Anyone who spared a thought to the old lady concluded the obvious – the son had her shipped to the US.

It wasn’t until several months later when the neighbours couldn’t bear the acrid smell anymore, they realized that a body was decaying in the home ( can we call it that? ) next to theirs.

Is there a bit of the son in all of us? And if there isn’t, is there a gnawing feeling that there could a bit of the son in all of us?

A missed call here, an email there, maybe a bill we were supposed to pay, maybe a birthday we couldn’t attend, or maybe simply, the love we forgot to reciprocate?

Is there someone you need to call today?

What If…

This post, as the previous one, is heavily inspired by a very dear friend of mine, a friend who is family ( wouldn’t name her for reasons you will come to know as you read on)

She is in love with this amazing, young lad – vivacious, young, effervescent love. The kind where everything is roses and honey, the mundane paths of your life are laced with violins, the sun is extra bright and the rays penetrate right through you to light up your inner core. Her current state is such.

Everyone is beautifully aware of this phase – we, her closest, of course are. Her office colleagues, who have seen the chemistry transpire, know. Her bosses know – when on days , she walks in with a smile bright enough to light up the office and on those evenings she leaves a tad early ( personal commitments of course ;)). Her not so close friends are also aware, since those frequent Friday night dinners are now not as frequent as they used to be, and when asked, she always has some other plan ( in a city, where until a few weeks back she knew no one else). The cab drivers know, who see her in the rear view mirror, gazing wondrously out of the window with a hint of a smile, shaken back to reality with every bumper. She, who helps with the cleaning of the house, knows, because she has to mop extra hard on days when ‘guests’ are expected.

Guess who doesn’t know?

The mystery man, of course!

Why?

… because, you know, what if …. ( there is no what if here because both hearts are singing so loudly that I can hear them sitting 500 kms away)

Ever wondered, how much we let our lives be lead by the ‘what ifs’ and the ‘buts’. Fear of what may happen looms so ominously that it overshadows the beauty of the plausible, colorful rainbow.

What if he comes to know I need him? What if my love isn’t reciprocated? What if she isn’t ready?

A) you’ll never come to know the ‘what if’ if you don’t ask

B) say it before it’s too late

This morbid fear is overarching and extendable to all spheres of life.. the ‘what if’ is with friends, family, boss – all the most important stakeholders and maybe the not so important ones as well.

Drop that inhibition today. If you have something to say, say it.

Who knows, maybe the other person is also in the ‘what if’ conundrum!

P.S – you now know why I haven’t named her, because you know, what if 😉

P.S 2- isn’t this setting perfect for the scenario after the ‘what if’ 🙂

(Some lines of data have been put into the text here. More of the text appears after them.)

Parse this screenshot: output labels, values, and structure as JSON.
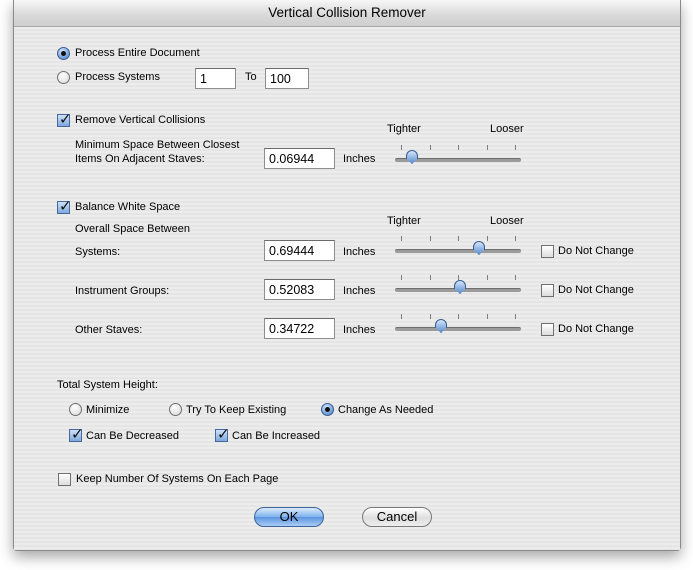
{
  "window": {
    "title": "Vertical Collision Remover"
  },
  "scope": {
    "process_entire_label": "Process Entire Document",
    "process_systems_label": "Process Systems",
    "from_value": "1",
    "to_label": "To",
    "to_value": "100",
    "selected": "entire"
  },
  "vertical": {
    "remove_label": "Remove Vertical Collisions",
    "remove_checked": true,
    "min_space_line1": "Minimum Space Between Closest",
    "min_space_line2": "Items On Adjacent Staves:",
    "min_space_value": "0.06944",
    "units": "Inches",
    "tighter": "Tighter",
    "looser": "Looser",
    "slider_level": 0.1
  },
  "balance": {
    "label": "Balance White Space",
    "checked": true,
    "overall_label": "Overall Space Between",
    "tighter": "Tighter",
    "looser": "Looser",
    "rows": [
      {
        "label": "Systems:",
        "value": "0.69444",
        "units": "Inches",
        "dnc_label": "Do Not Change",
        "dnc_checked": false,
        "slider_level": 0.68
      },
      {
        "label": "Instrument Groups:",
        "value": "0.52083",
        "units": "Inches",
        "dnc_label": "Do Not Change",
        "dnc_checked": false,
        "slider_level": 0.52
      },
      {
        "label": "Other Staves:",
        "value": "0.34722",
        "units": "Inches",
        "dnc_label": "Do Not Change",
        "dnc_checked": false,
        "slider_level": 0.35
      }
    ]
  },
  "height": {
    "label": "Total System Height:",
    "options": [
      "Minimize",
      "Try To Keep Existing",
      "Change As Needed"
    ],
    "selected": "Change As Needed",
    "can_decrease_label": "Can Be Decreased",
    "can_decrease_checked": true,
    "can_increase_label": "Can Be Increased",
    "can_increase_checked": true
  },
  "keep_systems": {
    "label": "Keep Number Of Systems On Each Page",
    "checked": false
  },
  "buttons": {
    "ok": "OK",
    "cancel": "Cancel"
  }
}
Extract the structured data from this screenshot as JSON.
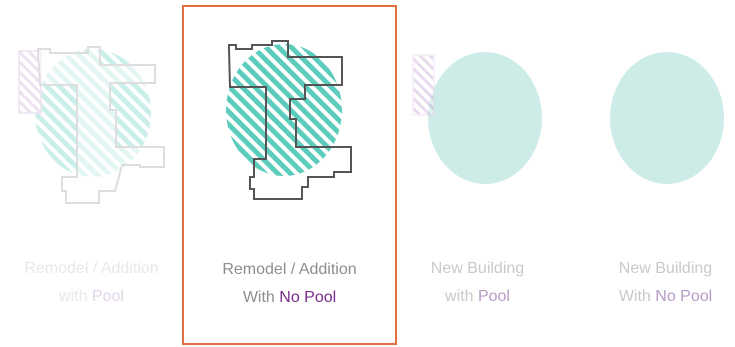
{
  "colors": {
    "selected_border": "#e2703f",
    "teal": "#5ccdbd",
    "teal_light": "#cdece8",
    "purple_hatch": "#c9a6d6",
    "outline": "#555555",
    "text": "#8e8e8e",
    "accent": "#7a2a8c"
  },
  "options": [
    {
      "line1": "Remodel / Addition",
      "line2_prefix": "with ",
      "line2_accent": "Pool",
      "selected": false,
      "icon": "remodel-with-pool-icon"
    },
    {
      "line1": "Remodel / Addition",
      "line2_prefix": "With ",
      "line2_accent": "No Pool",
      "selected": true,
      "icon": "remodel-no-pool-icon"
    },
    {
      "line1": "New Building",
      "line2_prefix": "with ",
      "line2_accent": "Pool",
      "selected": false,
      "icon": "new-building-with-pool-icon"
    },
    {
      "line1": "New Building",
      "line2_prefix": "With ",
      "line2_accent": "No Pool",
      "selected": false,
      "icon": "new-building-no-pool-icon"
    }
  ]
}
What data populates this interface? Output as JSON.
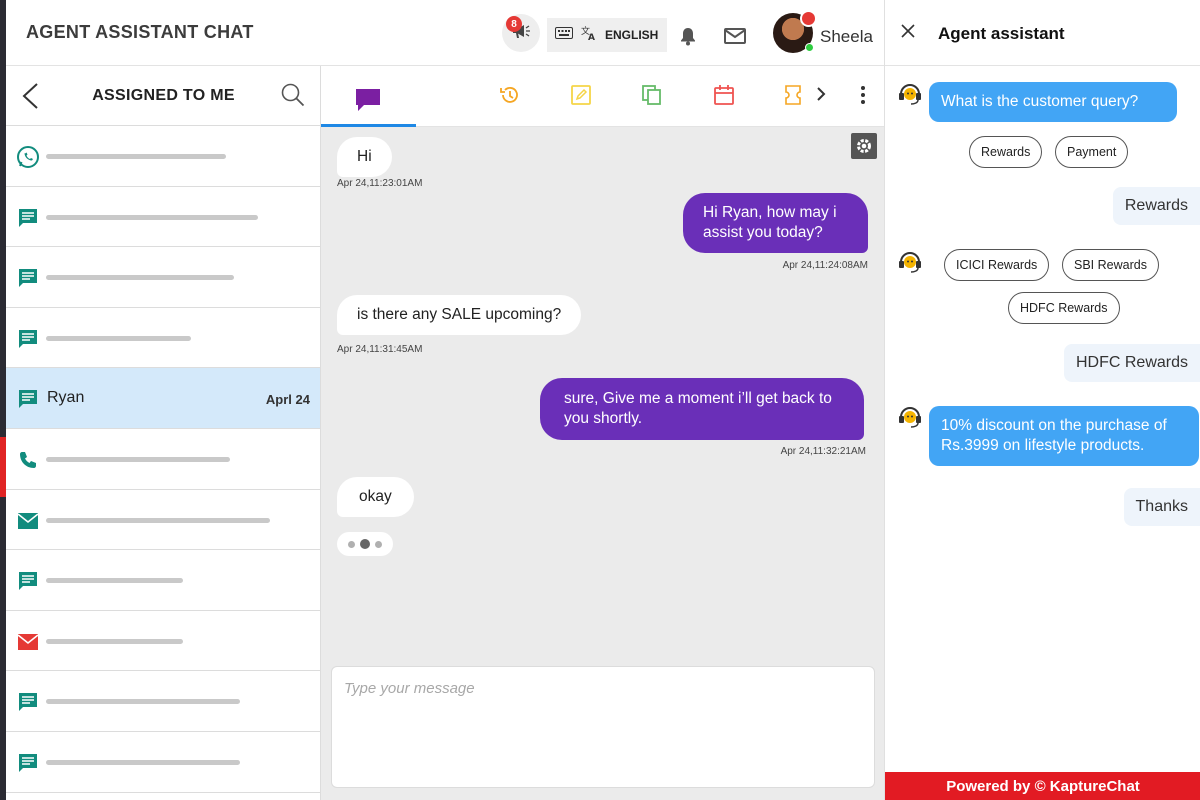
{
  "app": {
    "title": "AGENT ASSISTANT CHAT"
  },
  "header": {
    "notification_count": "8",
    "language": "ENGLISH",
    "user_name": "Sheela"
  },
  "sidebar": {
    "title": "ASSIGNED TO ME",
    "conversations": [
      {
        "channel": "whatsapp-icon",
        "name": "",
        "date": "",
        "color": "#128c7e"
      },
      {
        "channel": "chat-icon",
        "name": "",
        "date": "",
        "color": "#128c7e"
      },
      {
        "channel": "chat-icon",
        "name": "",
        "date": "",
        "color": "#128c7e"
      },
      {
        "channel": "chat-icon",
        "name": "",
        "date": "",
        "color": "#128c7e"
      },
      {
        "channel": "chat-icon",
        "name": "Ryan",
        "date": "Aprl 24",
        "color": "#128c7e",
        "active": true
      },
      {
        "channel": "phone-icon",
        "name": "",
        "date": "",
        "color": "#128c7e"
      },
      {
        "channel": "mail-icon",
        "name": "",
        "date": "",
        "color": "#128c7e"
      },
      {
        "channel": "chat-icon",
        "name": "",
        "date": "",
        "color": "#128c7e"
      },
      {
        "channel": "mail-icon",
        "name": "",
        "date": "",
        "color": "#e53935"
      },
      {
        "channel": "chat-icon",
        "name": "",
        "date": "",
        "color": "#128c7e"
      },
      {
        "channel": "chat-icon",
        "name": "",
        "date": "",
        "color": "#128c7e"
      }
    ]
  },
  "chat": {
    "messages": [
      {
        "side": "in",
        "text": "Hi",
        "time": "Apr 24,11:23:01AM"
      },
      {
        "side": "out",
        "text": "Hi Ryan, how may i assist you today?",
        "time": "Apr 24,11:24:08AM"
      },
      {
        "side": "in",
        "text": "is there any SALE upcoming?",
        "time": "Apr 24,11:31:45AM"
      },
      {
        "side": "out",
        "text": "sure, Give me a moment i’ll get back to you shortly.",
        "time": "Apr 24,11:32:21AM"
      },
      {
        "side": "in",
        "text": "okay",
        "time": ""
      }
    ],
    "composer_placeholder": "Type your message"
  },
  "assistant": {
    "title": "Agent assistant",
    "q1": "What is the customer query?",
    "chips1": [
      "Rewards",
      "Payment"
    ],
    "user1": "Rewards",
    "chips2": [
      "ICICI Rewards",
      "SBI Rewards",
      "HDFC Rewards"
    ],
    "user2": "HDFC Rewards",
    "answer": "10% discount on the purchase of Rs.3999 on lifestyle products.",
    "user3": "Thanks",
    "footer": "Powered by © KaptureChat"
  },
  "colors": {
    "accent_purple": "#6a2fb8",
    "assistant_blue": "#42a5f5",
    "active_row": "#d4e9fa",
    "footer_red": "#e21b23"
  }
}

Let’s live for me!

This post is heavily inspired by Pee Cee, the much celebrated Bollywood actor Priyanka Chopra.

I’ve been following her for quite a while now, and I was not in the least bit surprised when she walked in, hand in hand, with Nick Jonas, treading unabashedly on a million stereotypes, into the future.

Of course a sea of questions emerged around the status/stature/demographics of this new age boyfriend.

Even before this, came Anand ‘s’ Kapoor. Even if you glance away, the ‘s’ stays, staring at you, a very gentle reminder of the virtue of feminism being truly exemplified. For all the lesser mortals, Anand Kapoor is the husband of actor, model Sonam Kapoor.

We need the mighty and the famous to set these benchmarks – to follow their hearts, and set these age-old sentiments ablaze. You and I can be deterred by what the pretending-to-care neighbourhood aunty says, but thankfully this class is immune to such bilious world views.

I’m looking forward to a generation that does what it wants to, and is not limited in what it can do, due to some pretentious, unnecessary tenets that were set in stone, in the dinosaur era. And not be influenced by Mr.Sharma, whose son will always score more marks.

Let’s live it up!

And live for me 🙂